▸ Exercise prompt: Wherever the word "icon" appears in a line of the records, copy that line.

Stored dataset items
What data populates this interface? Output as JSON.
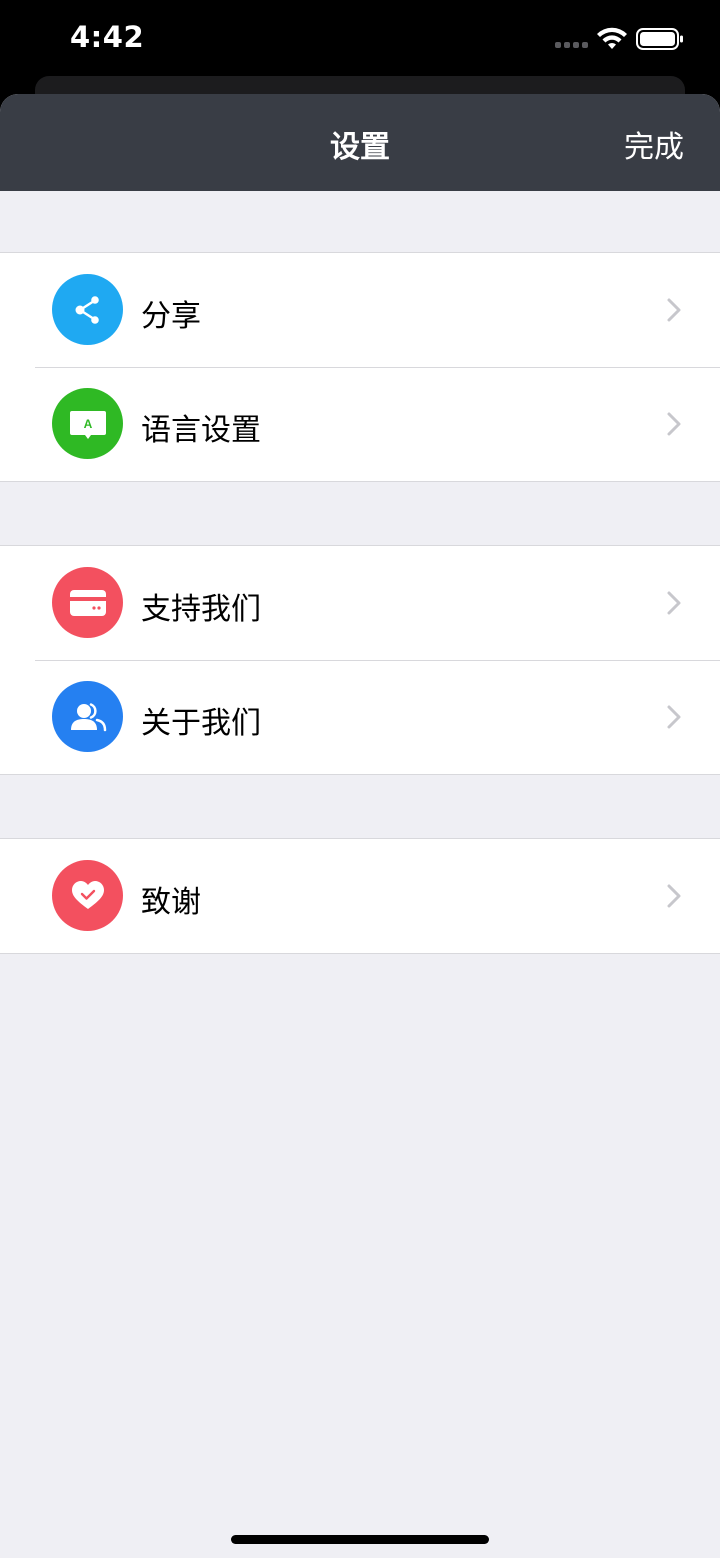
{
  "status_bar": {
    "time": "4:42"
  },
  "nav": {
    "title": "设置",
    "done_label": "完成"
  },
  "groups": [
    {
      "items": [
        {
          "label": "分享",
          "icon": "share-icon",
          "color": "#1fa9f2"
        },
        {
          "label": "语言设置",
          "icon": "language-icon",
          "color": "#2fb924"
        }
      ]
    },
    {
      "items": [
        {
          "label": "支持我们",
          "icon": "credit-card-icon",
          "color": "#f3505f"
        },
        {
          "label": "关于我们",
          "icon": "people-icon",
          "color": "#2580f1"
        }
      ]
    },
    {
      "items": [
        {
          "label": "致谢",
          "icon": "heart-icon",
          "color": "#f3505f"
        }
      ]
    }
  ],
  "colors": {
    "nav_background": "#393d45",
    "page_background": "#efeff4",
    "chevron": "#c7c7cc"
  }
}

▸ Your response:
          "icon": "share-icon",
          "icon": "language-icon",
          "icon": "credit-card-icon",
          "icon": "people-icon",
          "icon": "heart-icon",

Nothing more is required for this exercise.